→ **Your instructions**
Reply with nothing but how many lines in the entries below include "name".

:: Provided information

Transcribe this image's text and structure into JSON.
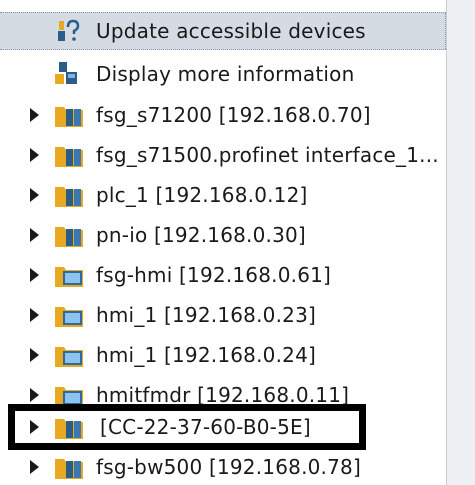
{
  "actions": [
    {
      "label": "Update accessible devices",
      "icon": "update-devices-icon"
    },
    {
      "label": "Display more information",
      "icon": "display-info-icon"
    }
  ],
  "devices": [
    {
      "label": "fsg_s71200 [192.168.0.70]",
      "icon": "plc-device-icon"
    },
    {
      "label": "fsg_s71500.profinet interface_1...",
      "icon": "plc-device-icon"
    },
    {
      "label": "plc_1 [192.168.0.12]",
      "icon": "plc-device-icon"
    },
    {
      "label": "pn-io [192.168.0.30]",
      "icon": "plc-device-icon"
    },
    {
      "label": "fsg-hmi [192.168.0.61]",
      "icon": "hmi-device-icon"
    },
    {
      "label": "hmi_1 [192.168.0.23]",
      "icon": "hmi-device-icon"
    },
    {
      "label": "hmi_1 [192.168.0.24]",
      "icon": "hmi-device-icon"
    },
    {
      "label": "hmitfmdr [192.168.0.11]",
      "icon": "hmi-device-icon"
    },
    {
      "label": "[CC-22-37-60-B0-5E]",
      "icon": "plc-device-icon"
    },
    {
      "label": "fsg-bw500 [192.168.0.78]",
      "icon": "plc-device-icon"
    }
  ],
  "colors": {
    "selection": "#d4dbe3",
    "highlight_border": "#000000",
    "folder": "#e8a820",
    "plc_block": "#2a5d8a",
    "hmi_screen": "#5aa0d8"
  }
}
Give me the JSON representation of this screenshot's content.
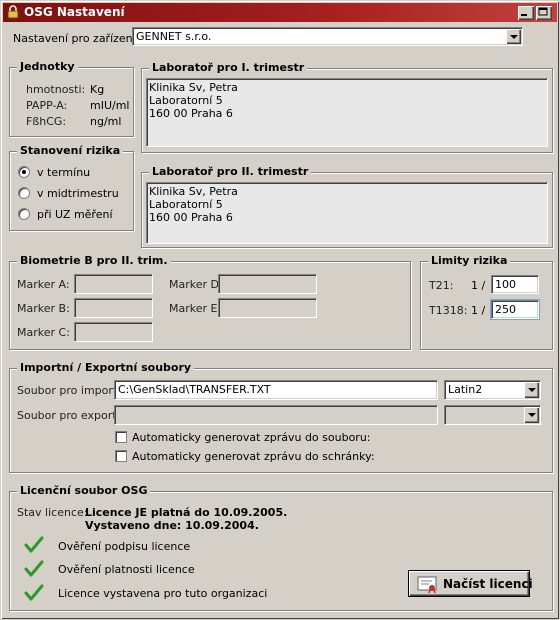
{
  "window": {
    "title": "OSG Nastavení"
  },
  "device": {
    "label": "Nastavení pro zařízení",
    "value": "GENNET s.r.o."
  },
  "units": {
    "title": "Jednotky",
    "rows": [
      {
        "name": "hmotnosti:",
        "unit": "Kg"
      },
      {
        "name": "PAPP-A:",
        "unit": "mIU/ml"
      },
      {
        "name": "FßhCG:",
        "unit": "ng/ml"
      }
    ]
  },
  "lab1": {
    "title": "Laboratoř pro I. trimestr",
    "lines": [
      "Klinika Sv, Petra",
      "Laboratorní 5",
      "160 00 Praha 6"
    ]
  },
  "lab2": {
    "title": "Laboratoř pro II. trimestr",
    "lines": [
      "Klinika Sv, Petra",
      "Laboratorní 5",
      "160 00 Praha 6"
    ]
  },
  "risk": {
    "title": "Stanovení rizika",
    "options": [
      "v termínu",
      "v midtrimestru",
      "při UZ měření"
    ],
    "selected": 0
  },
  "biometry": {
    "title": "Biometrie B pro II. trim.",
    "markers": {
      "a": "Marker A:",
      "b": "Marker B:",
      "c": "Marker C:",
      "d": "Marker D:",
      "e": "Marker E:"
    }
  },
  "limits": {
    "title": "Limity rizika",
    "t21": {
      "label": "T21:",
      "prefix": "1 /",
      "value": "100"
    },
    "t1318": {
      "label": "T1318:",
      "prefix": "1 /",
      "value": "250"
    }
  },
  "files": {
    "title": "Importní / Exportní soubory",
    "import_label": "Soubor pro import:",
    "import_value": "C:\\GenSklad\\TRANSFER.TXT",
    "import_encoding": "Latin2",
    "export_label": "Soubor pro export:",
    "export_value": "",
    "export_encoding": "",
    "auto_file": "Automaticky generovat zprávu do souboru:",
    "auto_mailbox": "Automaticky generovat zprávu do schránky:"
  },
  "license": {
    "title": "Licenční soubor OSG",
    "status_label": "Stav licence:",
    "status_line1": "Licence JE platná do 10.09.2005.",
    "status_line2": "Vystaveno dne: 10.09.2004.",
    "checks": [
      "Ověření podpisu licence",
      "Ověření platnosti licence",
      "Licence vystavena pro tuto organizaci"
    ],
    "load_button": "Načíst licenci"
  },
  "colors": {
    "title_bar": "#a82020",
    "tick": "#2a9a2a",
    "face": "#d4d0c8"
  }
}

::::
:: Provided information

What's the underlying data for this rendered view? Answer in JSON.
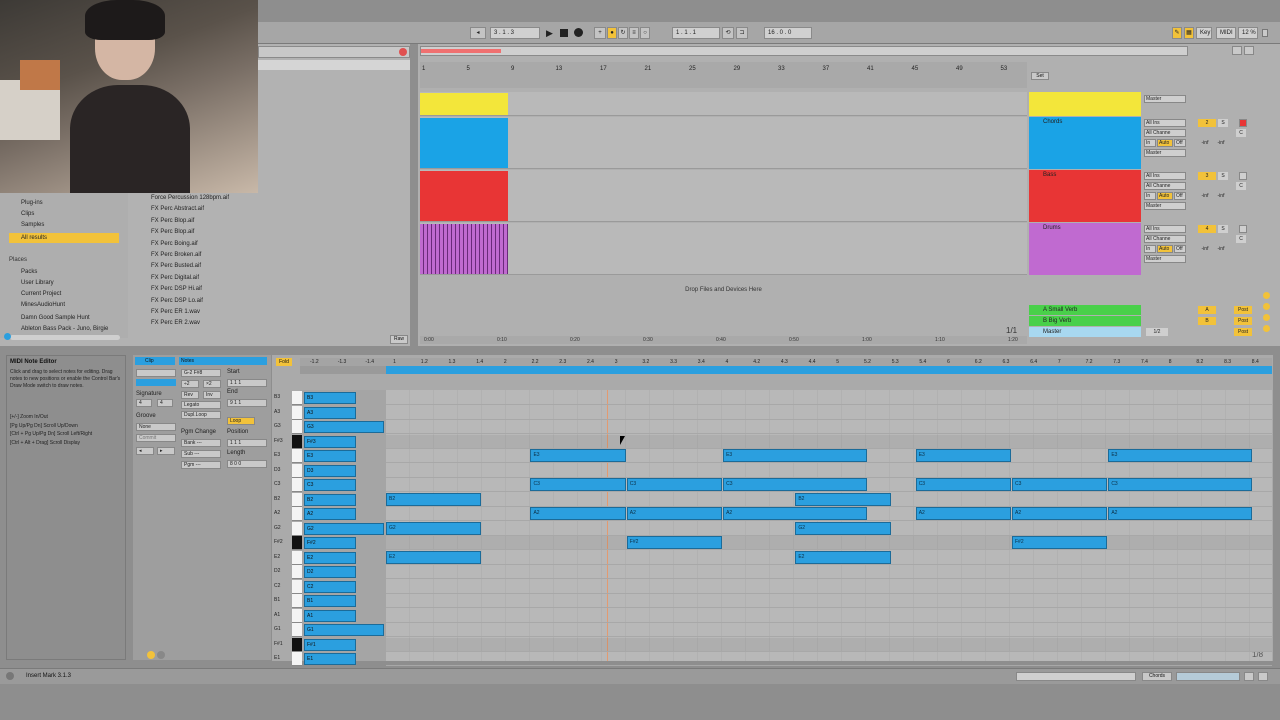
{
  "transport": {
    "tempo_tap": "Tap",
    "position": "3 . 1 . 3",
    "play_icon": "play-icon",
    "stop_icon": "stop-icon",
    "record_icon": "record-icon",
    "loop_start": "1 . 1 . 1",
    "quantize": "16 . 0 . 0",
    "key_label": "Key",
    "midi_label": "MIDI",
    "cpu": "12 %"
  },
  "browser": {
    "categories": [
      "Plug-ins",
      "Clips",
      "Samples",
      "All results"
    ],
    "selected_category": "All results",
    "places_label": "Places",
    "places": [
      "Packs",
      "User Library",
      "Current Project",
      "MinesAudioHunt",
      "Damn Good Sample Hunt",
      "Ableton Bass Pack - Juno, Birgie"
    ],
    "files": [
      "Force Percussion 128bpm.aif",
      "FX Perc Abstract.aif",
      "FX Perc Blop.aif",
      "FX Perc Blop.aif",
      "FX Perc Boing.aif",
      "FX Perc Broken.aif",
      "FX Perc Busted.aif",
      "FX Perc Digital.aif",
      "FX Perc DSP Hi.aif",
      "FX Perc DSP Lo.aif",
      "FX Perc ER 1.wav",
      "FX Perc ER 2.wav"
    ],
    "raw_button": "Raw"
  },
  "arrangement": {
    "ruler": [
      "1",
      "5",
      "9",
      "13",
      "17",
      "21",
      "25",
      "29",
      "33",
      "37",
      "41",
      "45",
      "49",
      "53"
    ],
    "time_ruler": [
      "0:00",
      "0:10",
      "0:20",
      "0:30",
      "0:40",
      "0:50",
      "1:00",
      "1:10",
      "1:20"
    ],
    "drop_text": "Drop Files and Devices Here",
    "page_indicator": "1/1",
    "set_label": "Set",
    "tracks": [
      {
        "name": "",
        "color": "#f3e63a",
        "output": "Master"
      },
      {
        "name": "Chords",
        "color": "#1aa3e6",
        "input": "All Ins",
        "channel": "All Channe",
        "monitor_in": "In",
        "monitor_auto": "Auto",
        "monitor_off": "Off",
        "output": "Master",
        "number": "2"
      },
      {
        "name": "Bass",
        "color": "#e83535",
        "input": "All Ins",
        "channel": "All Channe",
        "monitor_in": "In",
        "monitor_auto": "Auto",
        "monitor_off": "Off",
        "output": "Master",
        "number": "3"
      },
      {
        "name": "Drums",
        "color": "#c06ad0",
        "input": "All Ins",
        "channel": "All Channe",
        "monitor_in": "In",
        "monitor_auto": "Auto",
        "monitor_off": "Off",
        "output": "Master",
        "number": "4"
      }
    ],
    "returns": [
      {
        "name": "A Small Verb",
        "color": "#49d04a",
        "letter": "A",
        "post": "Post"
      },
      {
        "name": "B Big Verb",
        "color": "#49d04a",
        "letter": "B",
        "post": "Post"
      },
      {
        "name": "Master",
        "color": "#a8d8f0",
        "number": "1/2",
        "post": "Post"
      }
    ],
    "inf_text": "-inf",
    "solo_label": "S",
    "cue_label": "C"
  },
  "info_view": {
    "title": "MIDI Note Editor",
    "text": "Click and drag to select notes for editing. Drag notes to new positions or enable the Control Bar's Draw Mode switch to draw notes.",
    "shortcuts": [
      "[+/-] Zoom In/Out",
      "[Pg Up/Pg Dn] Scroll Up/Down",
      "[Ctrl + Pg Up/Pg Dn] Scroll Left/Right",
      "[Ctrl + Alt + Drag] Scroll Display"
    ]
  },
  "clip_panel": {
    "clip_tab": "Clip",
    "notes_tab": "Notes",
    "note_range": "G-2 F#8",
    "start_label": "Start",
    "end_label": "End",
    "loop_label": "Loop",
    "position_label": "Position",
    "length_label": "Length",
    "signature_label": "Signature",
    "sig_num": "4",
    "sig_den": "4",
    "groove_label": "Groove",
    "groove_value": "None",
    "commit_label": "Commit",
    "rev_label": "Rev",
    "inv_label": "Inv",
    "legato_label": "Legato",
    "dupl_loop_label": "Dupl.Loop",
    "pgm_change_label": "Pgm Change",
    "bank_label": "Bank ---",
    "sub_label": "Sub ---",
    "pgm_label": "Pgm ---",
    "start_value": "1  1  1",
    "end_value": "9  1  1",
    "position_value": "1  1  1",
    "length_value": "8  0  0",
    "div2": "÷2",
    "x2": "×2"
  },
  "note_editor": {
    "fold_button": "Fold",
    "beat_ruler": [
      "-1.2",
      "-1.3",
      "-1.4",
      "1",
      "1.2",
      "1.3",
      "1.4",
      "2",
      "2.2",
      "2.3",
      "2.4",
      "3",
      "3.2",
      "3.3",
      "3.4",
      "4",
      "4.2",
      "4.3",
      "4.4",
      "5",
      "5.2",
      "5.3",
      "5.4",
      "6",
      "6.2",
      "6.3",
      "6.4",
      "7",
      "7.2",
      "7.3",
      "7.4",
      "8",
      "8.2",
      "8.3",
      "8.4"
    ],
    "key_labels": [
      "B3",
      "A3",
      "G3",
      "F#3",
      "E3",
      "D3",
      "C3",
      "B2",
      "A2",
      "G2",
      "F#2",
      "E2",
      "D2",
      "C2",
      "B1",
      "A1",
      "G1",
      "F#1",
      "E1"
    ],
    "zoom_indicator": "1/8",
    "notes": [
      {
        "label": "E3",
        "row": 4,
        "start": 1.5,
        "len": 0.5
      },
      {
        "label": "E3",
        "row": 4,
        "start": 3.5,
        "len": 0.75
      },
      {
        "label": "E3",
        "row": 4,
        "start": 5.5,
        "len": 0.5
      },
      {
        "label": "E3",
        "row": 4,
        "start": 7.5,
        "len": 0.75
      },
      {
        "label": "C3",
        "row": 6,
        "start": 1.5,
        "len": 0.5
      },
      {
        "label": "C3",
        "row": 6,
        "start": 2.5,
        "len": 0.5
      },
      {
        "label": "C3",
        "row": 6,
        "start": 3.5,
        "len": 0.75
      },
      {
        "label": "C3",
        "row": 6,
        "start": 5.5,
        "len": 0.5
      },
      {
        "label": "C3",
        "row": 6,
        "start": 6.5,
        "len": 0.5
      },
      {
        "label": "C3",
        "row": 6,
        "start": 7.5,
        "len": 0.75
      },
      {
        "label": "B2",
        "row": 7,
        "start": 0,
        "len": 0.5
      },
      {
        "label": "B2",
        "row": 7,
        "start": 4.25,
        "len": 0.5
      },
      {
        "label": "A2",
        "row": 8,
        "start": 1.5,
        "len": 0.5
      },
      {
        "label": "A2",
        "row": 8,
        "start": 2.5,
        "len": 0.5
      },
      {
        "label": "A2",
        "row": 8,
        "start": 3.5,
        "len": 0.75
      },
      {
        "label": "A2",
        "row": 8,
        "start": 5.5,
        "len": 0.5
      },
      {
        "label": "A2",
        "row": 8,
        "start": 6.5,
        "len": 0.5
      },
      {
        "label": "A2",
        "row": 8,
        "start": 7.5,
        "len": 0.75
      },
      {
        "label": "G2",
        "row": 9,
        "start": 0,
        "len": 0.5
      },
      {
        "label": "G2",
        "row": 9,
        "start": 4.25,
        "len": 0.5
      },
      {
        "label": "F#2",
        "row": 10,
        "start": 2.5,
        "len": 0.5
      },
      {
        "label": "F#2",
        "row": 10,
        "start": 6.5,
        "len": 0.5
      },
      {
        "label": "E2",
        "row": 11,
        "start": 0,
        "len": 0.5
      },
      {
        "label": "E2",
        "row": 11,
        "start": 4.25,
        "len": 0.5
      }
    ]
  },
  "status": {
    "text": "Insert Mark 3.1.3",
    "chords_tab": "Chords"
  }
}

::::

→ **Response box**
10